Pension insurance companies' assets can be divided into five main investment classes: cash, long-term bonds, stocks, property and loans. The total returns on the assets are split between cash income and change in value components, which, in general, require separate treatment due to transaction costs, etc.
Cash: Pension insurance companies keep a proportion of their assets in cash (short-term deposits) to ensure a reasonable level of liquid financial resources. Because of the short-term nature of these investments, the change in value can be ignored. The return on cash investments can be well approximated by the three-month Euribor.
Bonds: The primary source of income on bond investments is the coupon payments, which is cash income. Usually, newly issued bonds sell at par, which implies that coupon payments equal the current yield.
Stocks: The riskiest but historically the most profitable long-term investment class is stocks. In stocks, the majority of the total return comes from the change in value; and the dividend payments constitute the cash income component.
Property: As an investment class, property resembles stocks in many ways. The return on property investments consists of potentially large price fluctuations and fairly stable cash income.

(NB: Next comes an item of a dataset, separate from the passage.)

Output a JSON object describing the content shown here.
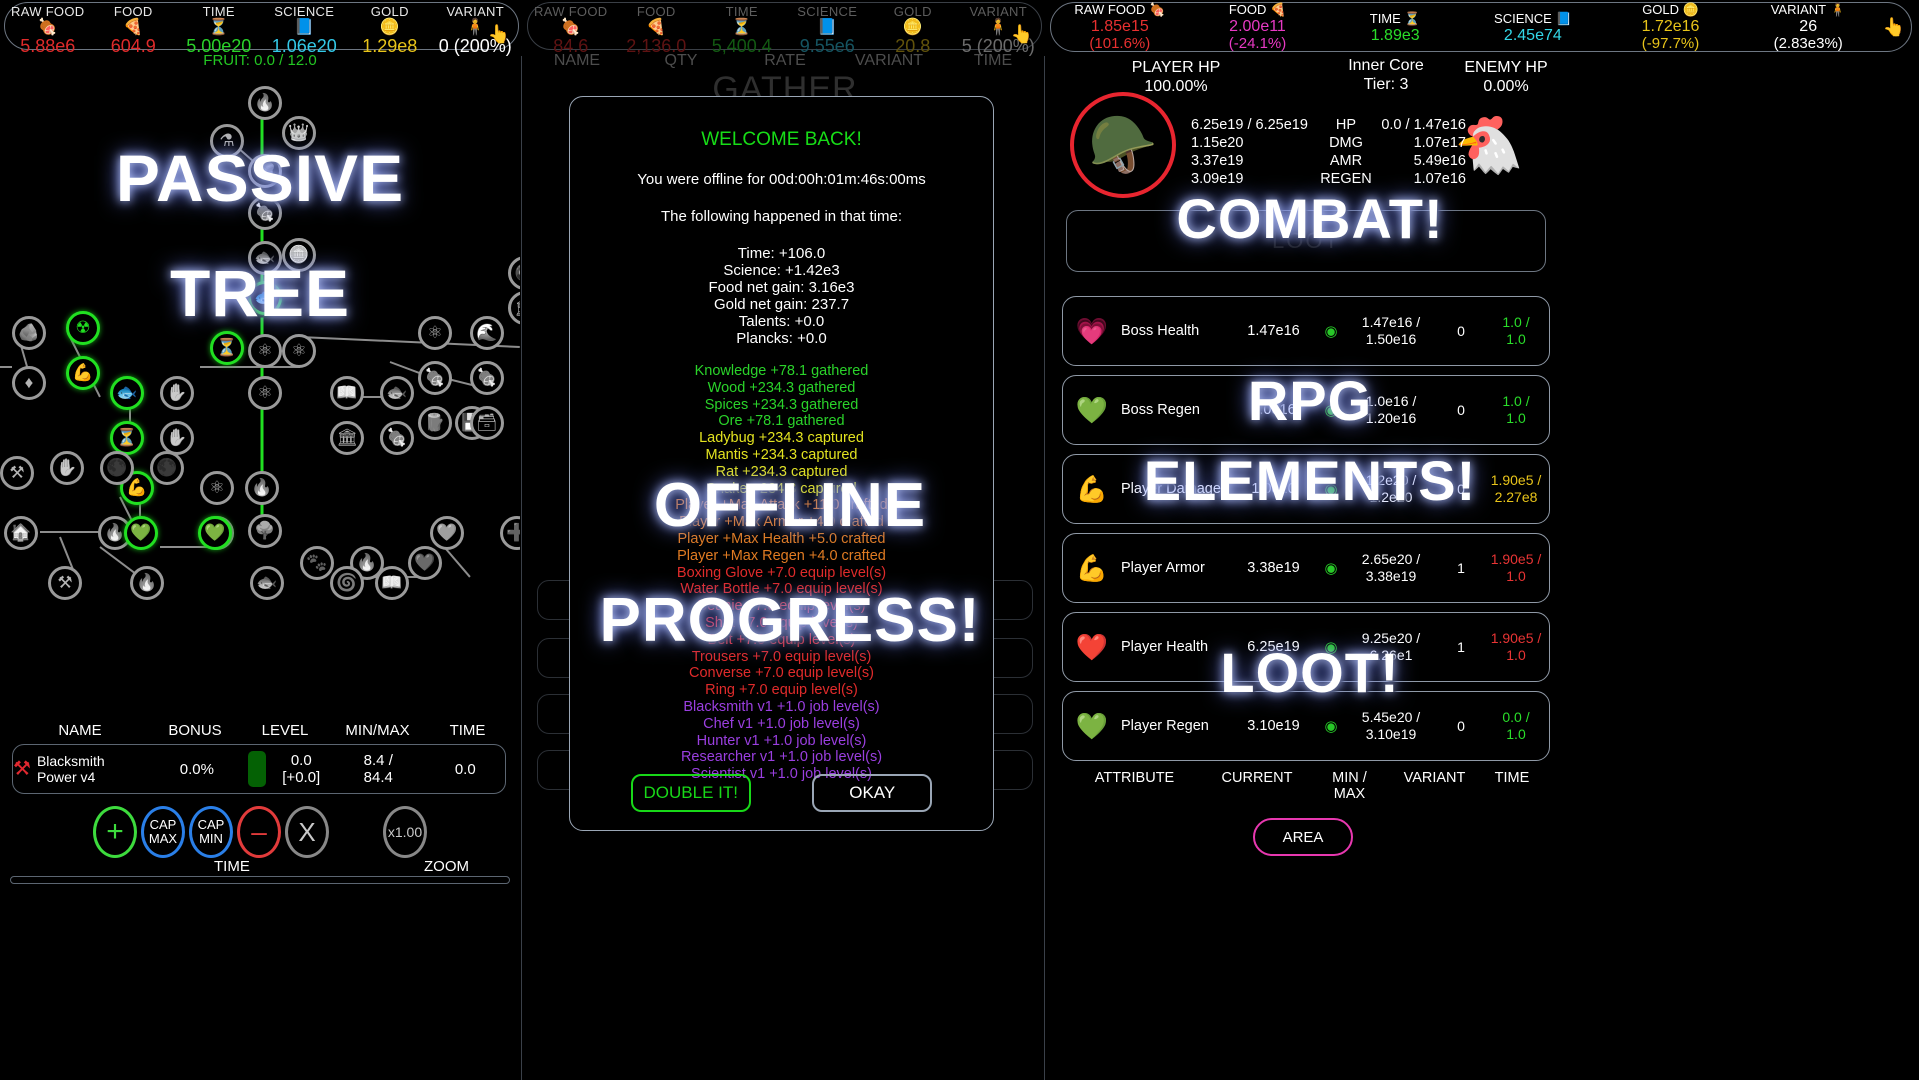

Loans: Pension insurance companies invest part of their funds by giving loans to policyholders. There are two kinds of loans - premium loans and investment loans. Premium loans are an arrangement where a customer can borrow back part of the paid premium according to fixed rules. For the investment loans, the terms are agreed freely between the company and the borrower. In the model, the two kinds of loans are combined to form one investment class. The change in value component for loans is zero. The cash income component will be approximated by a moving average of bond yield. This is based on the fact that the interest on newly given loans is usually set equal to current bond yield.